"A motivating factor in setting up the joint venture could be to better position itself in the Japanese market," Hines said. "Today, most of the foundry business is driven by fabless companies in the U.S. But as Japanese companies face tight capacity they may start looking to foundries to meet demand."
UMC isn't alone in the run to transition from 8- to 12-in.-wafer fabs.
In the last four years, a number of chip makers have announced plans to ramp up 300-mm-wafer operations. The industry downturn, however, delayed capital projects as chip makers battled to overcome weak earnings.
The resurging semiconductor market, which is poised for about 20% annual growth in 2000 and 2001, according to the Semiconductor Industry Association, has renewed chip makers' ability to finance the costly new fabs, analysts said. Although Dataquest estimates that 300-mm-wafer volume manufacturing is not likely to become the industry norm until 2003, the two-year ramp-up associated with a new plant may prompt other companies in the next few quarters to put their plants back on the drawing board, observers said.
Indeed, several top-tier IDMs, which traditionally have taken the lead in fab construction as a way to advance their own designs, are shaking the dust off their blueprints and putting construction efforts back on a schedule.
A few months ago, Semiconductor300, a joint venture between Motorola Inc. and Infineon Technologies AG, shipped the first products made on 300-mm wafers. The parts are being turned out in Dresden, Germany, at the venture's 12-in.-wafer fab, which makes 64-Mbit DRAM on a 0.25-micron process.
Intel Corp. announced in June that it was "activating" its 300-mm-wafer development program, and is expected to start 300-mm-wafer production on a 0.13-micron process with copper metalization in 2002. The process technology development will be done at Intel's D1C fab in Oregon, and the company said it plans to start installing 300-mm-wafer equipment this month.

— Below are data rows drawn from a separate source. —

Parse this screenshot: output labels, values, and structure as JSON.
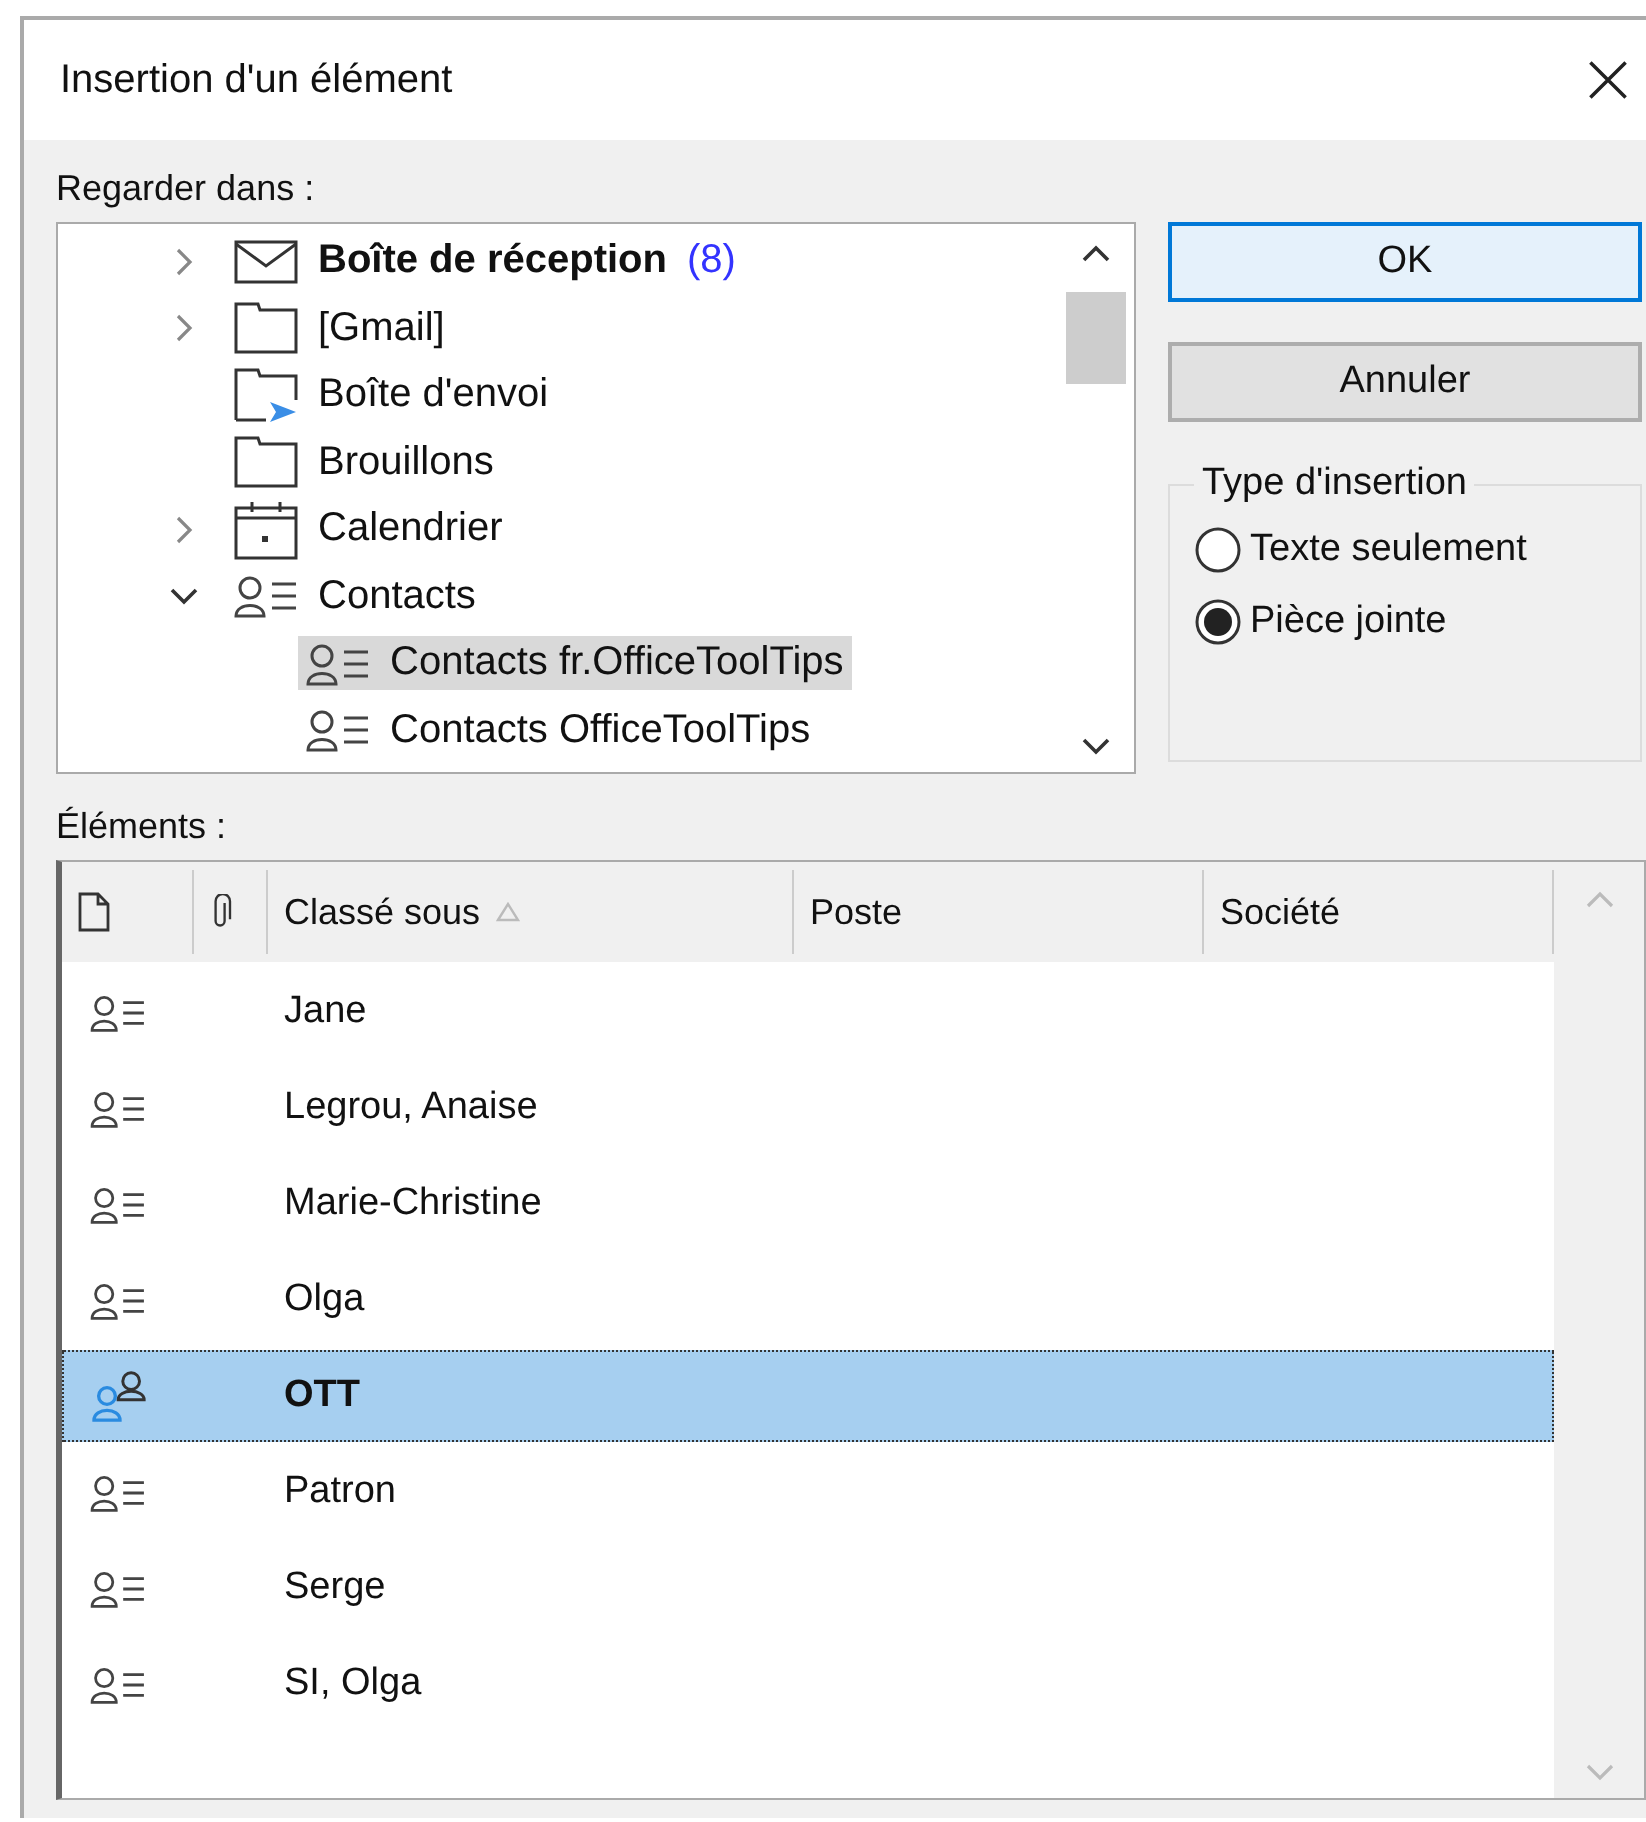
{
  "window": {
    "title": "Insertion d'un élément"
  },
  "look_in": {
    "label": "Regarder dans :",
    "folders": [
      {
        "label": "Boîte de réception",
        "kind": "inbox",
        "count": "(8)",
        "unread": true,
        "expandable": true,
        "expanded": false,
        "selected": false
      },
      {
        "label": "[Gmail]",
        "kind": "folder",
        "unread": false,
        "expandable": true,
        "expanded": false,
        "selected": false
      },
      {
        "label": "Boîte d'envoi",
        "kind": "outbox",
        "unread": false,
        "expandable": false,
        "expanded": false,
        "selected": false
      },
      {
        "label": "Brouillons",
        "kind": "folder",
        "unread": false,
        "expandable": false,
        "expanded": false,
        "selected": false
      },
      {
        "label": "Calendrier",
        "kind": "calendar",
        "unread": false,
        "expandable": true,
        "expanded": false,
        "selected": false
      },
      {
        "label": "Contacts",
        "kind": "contacts",
        "unread": false,
        "expandable": true,
        "expanded": true,
        "selected": false,
        "children": [
          {
            "label": "Contacts fr.OfficeToolTips",
            "kind": "contacts",
            "unread": false,
            "expandable": false,
            "expanded": false,
            "selected": true
          },
          {
            "label": "Contacts OfficeToolTips",
            "kind": "contacts",
            "unread": false,
            "expandable": false,
            "expanded": false,
            "selected": false
          }
        ]
      }
    ]
  },
  "buttons": [
    {
      "label": "OK",
      "default": true
    },
    {
      "label": "Annuler",
      "default": false
    }
  ],
  "insert_type": {
    "title": "Type d'insertion",
    "options": [
      {
        "label": "Texte seulement",
        "selected": false
      },
      {
        "label": "Pièce jointe",
        "selected": true
      }
    ]
  },
  "items": {
    "label": "Éléments :",
    "columns": [
      {
        "kind": "icon"
      },
      {
        "kind": "attachment"
      },
      {
        "kind": "text",
        "label": "Classé sous",
        "sorted": true
      },
      {
        "kind": "text",
        "label": "Poste",
        "sorted": false
      },
      {
        "kind": "text",
        "label": "Société",
        "sorted": false
      }
    ],
    "rows": [
      {
        "kind": "contact",
        "name": "Jane",
        "selected": false
      },
      {
        "kind": "contact",
        "name": "Legrou, Anaise",
        "selected": false
      },
      {
        "kind": "contact",
        "name": "Marie-Christine",
        "selected": false
      },
      {
        "kind": "contact",
        "name": "Olga",
        "selected": false
      },
      {
        "kind": "group",
        "name": "OTT",
        "selected": true
      },
      {
        "kind": "contact",
        "name": "Patron",
        "selected": false
      },
      {
        "kind": "contact",
        "name": "Serge",
        "selected": false
      },
      {
        "kind": "contact",
        "name": "SI, Olga",
        "selected": false
      }
    ]
  }
}
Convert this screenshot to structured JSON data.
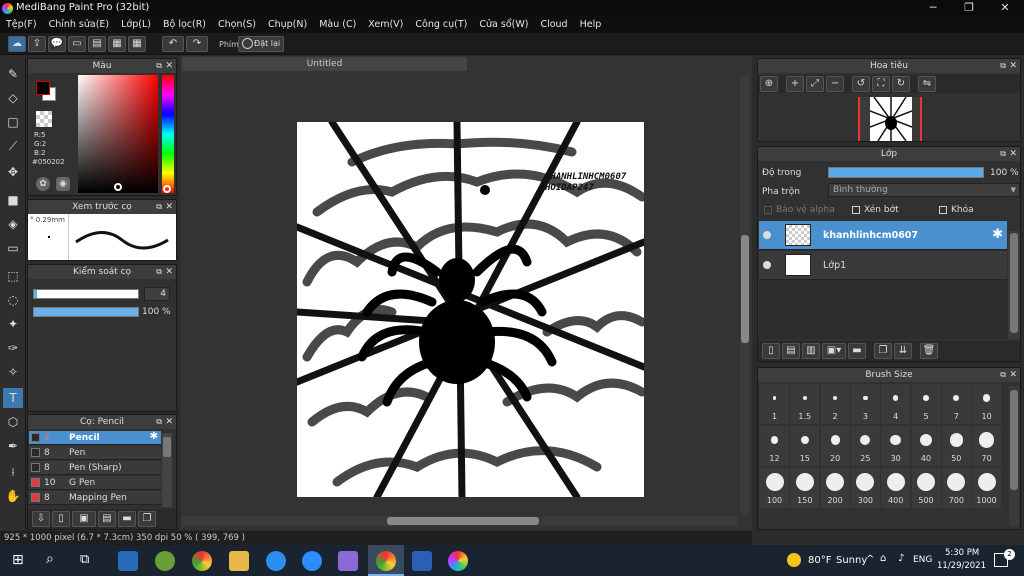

Samsung Electronics Co. Ltd.'s Line 11 plant, to be built in the next couple of years, will mark the Korean company's entry into the 300-mm-wafer production phase. And NEC Corp., along with joint-venture partner Hitachi, has formed NEC-Hitachi Memory Inc., which is said to be considering a 300-mm-wafer plant sometime in the future.
On the foundry side, TSMC broke ground last month on Fab 12, its first 12-in.-wafer facility. The fab, which is projected to commence production by 2002, is being built on a site where Vanguard International Semiconductor Corp. also plans to erect a 300-mm-wafer fab.